I could no longer watch the family vlogs and baby youtube videos I had watched everyday during pregnancy. I found a new non-triggering topic to watch, body-positive fashion videos! I highly recommend Sierra Schultzzie and Carrie Dayton videos. They are all about shopping for mid-sized bodies and loving your body. I chose these videos because they are light-hearted and not family-focused, but their message has actually started to sink in.
Even without carrying a baby, our bodies are incredible and beautiful. We should not hide our imperfections or feel ashamed of ourselves. We should be proud of our bodies because they are part of who we are and they allow us to do all the things we do.
Pregnant or not, we should all be kind to ourselves and appreciate our bodies. They aren’t perfect, but they are ours and they are beautiful. For now, I’m rocking my burrito-baby bod unashamedly!
I wrote that Body Image post a few weeks ago, and I did not post it. The post is true, but it somehow isn’t the whole story. When I think about my body now, it’s true that I’m not ashamed of how it looks. I don’t really care to have the perfect body. But would I say I’m happy with my body?…no, but not because of the way it looks.

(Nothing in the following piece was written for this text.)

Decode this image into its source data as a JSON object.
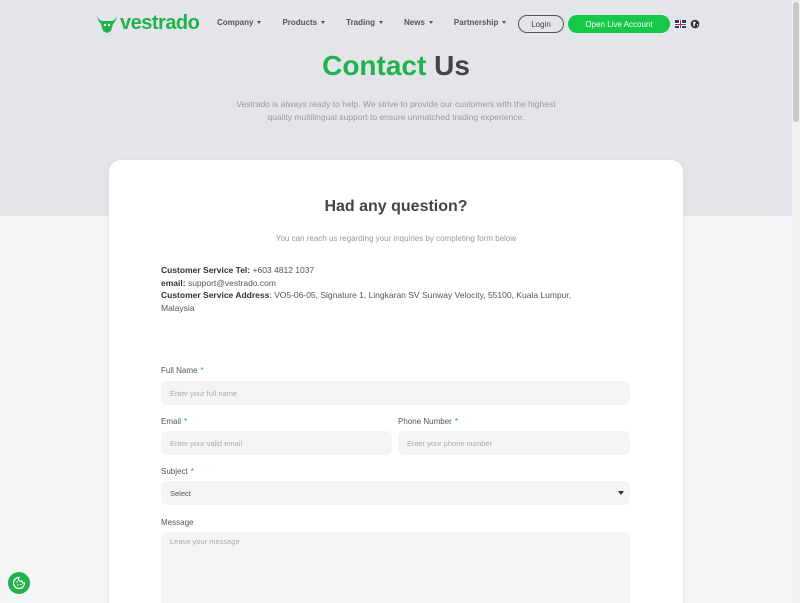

If I’m honest, I’m mad at my body. My body failed Ginny. I gave my whole body to take care of Ginny, and it still wasn’t enough. It built her and then abandoned her, and it didn’t even let me know. How could it let me survive and her die?
A couple weeks ago in church we sang a song called “New Wine” by Hillsong Worship. I struggled to sing it. The lyrics I faltered on were, “In the crushing, In the pressing, You are making new wine…When I trust You I don’t need to understand, Make me Your vessel, Make me an offering, Make me whatever You want me to be”.
I gave my whole body to take care of Ginny, and it still wasn’t enough…for what I thought Ginny’s life would be. It was however enough for what Ginny’s life actually is. God had numbered her days (Psalm 139:16). He knew she would only live in the womb for those months, and he knew his purpose for her. My body served her for the days she had. My body was the literal vessel for Ginny’s life on Earth. It was a role that was physically and emotionally painful but full of love. God called me into this role. My body is an offering for the person that I didn’t get to raise. But she is in heaven with no pain or fear or struggle. When I trust, I don’t need to understand.
“I appeal to you therefore, brothers, by the mercies of God, to present your bodies as a living sacrifice, holy and acceptable to God, which is your spiritual worship.” – Romans 12:1
In addition to Ginny’s life, I know God is using this experience to bring new wine out of me. I love and empathize more. I’m helping others who are suffering, and I feel God’s presence in a new way. My brokenness and loss is being used for some good. As the other lyrics say, “Where there is new wine, There is new power, There is new freedom, The kingdom is here.”
“And the vessel he was making of clay was spoiled in the potter’s hand, and he reworked it into another vessel as it seemed good to the potter to do.” – Jeremiah 18:4